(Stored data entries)
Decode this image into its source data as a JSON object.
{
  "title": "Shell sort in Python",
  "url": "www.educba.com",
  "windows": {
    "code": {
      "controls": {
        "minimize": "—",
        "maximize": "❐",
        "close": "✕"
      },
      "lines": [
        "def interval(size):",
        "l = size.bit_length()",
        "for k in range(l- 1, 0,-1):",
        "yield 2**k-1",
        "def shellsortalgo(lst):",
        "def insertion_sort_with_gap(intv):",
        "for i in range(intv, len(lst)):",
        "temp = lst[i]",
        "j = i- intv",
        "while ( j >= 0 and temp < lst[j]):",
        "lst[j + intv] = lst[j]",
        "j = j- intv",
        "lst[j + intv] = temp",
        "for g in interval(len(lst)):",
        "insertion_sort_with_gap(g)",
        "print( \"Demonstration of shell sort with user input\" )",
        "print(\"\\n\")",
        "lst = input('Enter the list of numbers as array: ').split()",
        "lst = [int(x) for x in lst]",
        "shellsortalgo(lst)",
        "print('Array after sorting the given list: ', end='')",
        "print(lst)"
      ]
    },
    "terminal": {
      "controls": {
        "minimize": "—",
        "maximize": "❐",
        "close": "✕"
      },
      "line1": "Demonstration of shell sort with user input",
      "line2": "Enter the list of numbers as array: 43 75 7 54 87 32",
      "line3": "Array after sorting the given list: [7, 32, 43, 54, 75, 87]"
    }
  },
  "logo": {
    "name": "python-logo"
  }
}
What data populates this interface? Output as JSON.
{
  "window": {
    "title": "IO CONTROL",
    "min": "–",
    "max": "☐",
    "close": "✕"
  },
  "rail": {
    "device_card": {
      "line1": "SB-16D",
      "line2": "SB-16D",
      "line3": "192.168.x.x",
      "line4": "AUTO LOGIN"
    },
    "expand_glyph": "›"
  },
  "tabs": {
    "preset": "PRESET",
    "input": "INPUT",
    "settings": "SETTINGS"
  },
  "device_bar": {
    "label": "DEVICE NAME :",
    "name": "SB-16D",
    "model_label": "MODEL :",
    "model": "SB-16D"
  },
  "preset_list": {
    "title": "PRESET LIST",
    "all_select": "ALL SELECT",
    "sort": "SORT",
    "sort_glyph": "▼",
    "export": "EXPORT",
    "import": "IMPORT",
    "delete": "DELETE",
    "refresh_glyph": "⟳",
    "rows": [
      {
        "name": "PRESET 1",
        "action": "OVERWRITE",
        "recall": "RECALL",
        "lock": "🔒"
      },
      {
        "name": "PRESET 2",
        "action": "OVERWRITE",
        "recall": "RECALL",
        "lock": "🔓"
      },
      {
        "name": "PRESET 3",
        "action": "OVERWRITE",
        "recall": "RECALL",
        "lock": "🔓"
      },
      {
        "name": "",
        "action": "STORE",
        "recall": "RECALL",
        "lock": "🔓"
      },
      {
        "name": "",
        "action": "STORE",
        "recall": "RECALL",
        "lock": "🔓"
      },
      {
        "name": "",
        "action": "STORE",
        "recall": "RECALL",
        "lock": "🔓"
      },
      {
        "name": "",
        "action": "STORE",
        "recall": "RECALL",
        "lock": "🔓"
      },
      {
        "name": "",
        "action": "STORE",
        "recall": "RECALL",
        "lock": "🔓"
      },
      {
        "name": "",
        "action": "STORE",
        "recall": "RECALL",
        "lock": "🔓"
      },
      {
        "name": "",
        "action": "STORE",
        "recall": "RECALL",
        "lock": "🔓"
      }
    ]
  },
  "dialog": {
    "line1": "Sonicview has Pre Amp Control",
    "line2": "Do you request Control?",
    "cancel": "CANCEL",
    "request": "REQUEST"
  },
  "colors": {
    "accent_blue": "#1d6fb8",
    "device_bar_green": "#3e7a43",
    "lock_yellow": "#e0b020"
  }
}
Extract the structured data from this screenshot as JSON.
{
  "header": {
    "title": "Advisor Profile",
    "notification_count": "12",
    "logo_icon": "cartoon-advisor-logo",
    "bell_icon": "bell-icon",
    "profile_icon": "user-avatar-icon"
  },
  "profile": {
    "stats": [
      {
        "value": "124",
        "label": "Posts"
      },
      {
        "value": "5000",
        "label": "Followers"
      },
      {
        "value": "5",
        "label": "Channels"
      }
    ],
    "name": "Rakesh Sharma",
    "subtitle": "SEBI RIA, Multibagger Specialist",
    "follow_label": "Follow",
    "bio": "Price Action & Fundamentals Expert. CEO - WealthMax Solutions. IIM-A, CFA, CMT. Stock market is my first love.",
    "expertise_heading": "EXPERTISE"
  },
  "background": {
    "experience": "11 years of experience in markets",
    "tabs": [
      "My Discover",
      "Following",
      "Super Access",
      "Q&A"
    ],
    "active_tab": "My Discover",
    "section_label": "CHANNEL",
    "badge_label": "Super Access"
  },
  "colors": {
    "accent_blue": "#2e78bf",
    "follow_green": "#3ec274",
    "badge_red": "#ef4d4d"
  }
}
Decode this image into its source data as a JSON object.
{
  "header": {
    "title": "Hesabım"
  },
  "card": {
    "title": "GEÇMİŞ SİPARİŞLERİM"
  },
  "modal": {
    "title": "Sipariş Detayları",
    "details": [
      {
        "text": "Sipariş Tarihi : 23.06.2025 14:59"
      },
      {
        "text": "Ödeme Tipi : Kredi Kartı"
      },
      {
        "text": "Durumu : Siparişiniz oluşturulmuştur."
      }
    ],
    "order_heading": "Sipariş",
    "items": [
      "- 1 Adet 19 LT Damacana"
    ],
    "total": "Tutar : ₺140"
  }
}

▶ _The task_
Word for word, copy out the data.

▶ _Your solution_
Decode this image into its source data as a JSON object.
{
  "title": "Shell sort in Python",
  "url": "www.educba.com",
  "windows": {
    "code": {
      "controls": {
        "minimize": "—",
        "maximize": "❐",
        "close": "✕"
      },
      "lines": [
        "def interval(size):",
        "l = size.bit_length()",
        "for k in range(l- 1, 0,-1):",
        "yield 2**k-1",
        "def shellsortalgo(lst):",
        "def insertion_sort_with_gap(intv):",
        "for i in range(intv, len(lst)):",
        "temp = lst[i]",
        "j = i- intv",
        "while ( j >= 0 and temp < lst[j]):",
        "lst[j + intv] = lst[j]",
        "j = j- intv",
        "lst[j + intv] = temp",
        "for g in interval(len(lst)):",
        "insertion_sort_with_gap(g)",
        "print( \"Demonstration of shell sort with user input\" )",
        "print(\"\\n\")",
        "lst = input('Enter the list of numbers as array: ').split()",
        "lst = [int(x) for x in lst]",
        "shellsortalgo(lst)",
        "print('Array after sorting the given list: ', end='')",
        "print(lst)"
      ]
    },
    "terminal": {
      "controls": {
        "minimize": "—",
        "maximize": "❐",
        "close": "✕"
      },
      "line1": "Demonstration of shell sort with user input",
      "line2": "Enter the list of numbers as array: 43 75 7 54 87 32",
      "line3": "Array after sorting the given list: [7, 32, 43, 54, 75, 87]"
    }
  },
  "logo": {
    "name": "python-logo"
  }
}
What data populates this interface? Output as JSON.
{
  "window": {
    "title": "IO CONTROL",
    "min": "–",
    "max": "☐",
    "close": "✕"
  },
  "rail": {
    "device_card": {
      "line1": "SB-16D",
      "line2": "SB-16D",
      "line3": "192.168.x.x",
      "line4": "AUTO LOGIN"
    },
    "expand_glyph": "›"
  },
  "tabs": {
    "preset": "PRESET",
    "input": "INPUT",
    "settings": "SETTINGS"
  },
  "device_bar": {
    "label": "DEVICE NAME :",
    "name": "SB-16D",
    "model_label": "MODEL :",
    "model": "SB-16D"
  },
  "preset_list": {
    "title": "PRESET LIST",
    "all_select": "ALL SELECT",
    "sort": "SORT",
    "sort_glyph": "▼",
    "export": "EXPORT",
    "import": "IMPORT",
    "delete": "DELETE",
    "refresh_glyph": "⟳",
    "rows": [
      {
        "name": "PRESET 1",
        "action": "OVERWRITE",
        "recall": "RECALL",
        "lock": "🔒"
      },
      {
        "name": "PRESET 2",
        "action": "OVERWRITE",
        "recall": "RECALL",
        "lock": "🔓"
      },
      {
        "name": "PRESET 3",
        "action": "OVERWRITE",
        "recall": "RECALL",
        "lock": "🔓"
      },
      {
        "name": "",
        "action": "STORE",
        "recall": "RECALL",
        "lock": "🔓"
      },
      {
        "name": "",
        "action": "STORE",
        "recall": "RECALL",
        "lock": "🔓"
      },
      {
        "name": "",
        "action": "STORE",
        "recall": "RECALL",
        "lock": "🔓"
      },
      {
        "name": "",
        "action": "STORE",
        "recall": "RECALL",
        "lock": "🔓"
      },
      {
        "name": "",
        "action": "STORE",
        "recall": "RECALL",
        "lock": "🔓"
      },
      {
        "name": "",
        "action": "STORE",
        "recall": "RECALL",
        "lock": "🔓"
      },
      {
        "name": "",
        "action": "STORE",
        "recall": "RECALL",
        "lock": "🔓"
      }
    ]
  },
  "dialog": {
    "line1": "Sonicview has Pre Amp Control",
    "line2": "Do you request Control?",
    "cancel": "CANCEL",
    "request": "REQUEST"
  },
  "colors": {
    "accent_blue": "#1d6fb8",
    "device_bar_green": "#3e7a43",
    "lock_yellow": "#e0b020"
  }
}
Extract the structured data from this screenshot as JSON.
{
  "header": {
    "title": "Advisor Profile",
    "notification_count": "12",
    "logo_icon": "cartoon-advisor-logo",
    "bell_icon": "bell-icon",
    "profile_icon": "user-avatar-icon"
  },
  "profile": {
    "stats": [
      {
        "value": "124",
        "label": "Posts"
      },
      {
        "value": "5000",
        "label": "Followers"
      },
      {
        "value": "5",
        "label": "Channels"
      }
    ],
    "name": "Rakesh Sharma",
    "subtitle": "SEBI RIA, Multibagger Specialist",
    "follow_label": "Follow",
    "bio": "Price Action & Fundamentals Expert. CEO - WealthMax Solutions. IIM-A, CFA, CMT. Stock market is my first love.",
    "expertise_heading": "EXPERTISE"
  },
  "background": {
    "experience": "11 years of experience in markets",
    "tabs": [
      "My Discover",
      "Following",
      "Super Access",
      "Q&A"
    ],
    "active_tab": "My Discover",
    "section_label": "CHANNEL",
    "badge_label": "Super Access"
  },
  "colors": {
    "accent_blue": "#2e78bf",
    "follow_green": "#3ec274",
    "badge_red": "#ef4d4d"
  }
}
Decode this image into its source data as a JSON object.
{
  "header": {
    "title": "Hesabım"
  },
  "card": {
    "title": "GEÇMİŞ SİPARİŞLERİM"
  },
  "modal": {
    "title": "Sipariş Detayları",
    "details": [
      {
        "text": "Sipariş Tarihi : 23.06.2025 14:59"
      },
      {
        "text": "Ödeme Tipi : Kredi Kartı"
      },
      {
        "text": "Durumu : Siparişiniz oluşturulmuştur."
      }
    ],
    "order_heading": "Sipariş",
    "items": [
      "- 1 Adet 19 LT Damacana"
    ],
    "total": "Tutar : ₺140"
  }
}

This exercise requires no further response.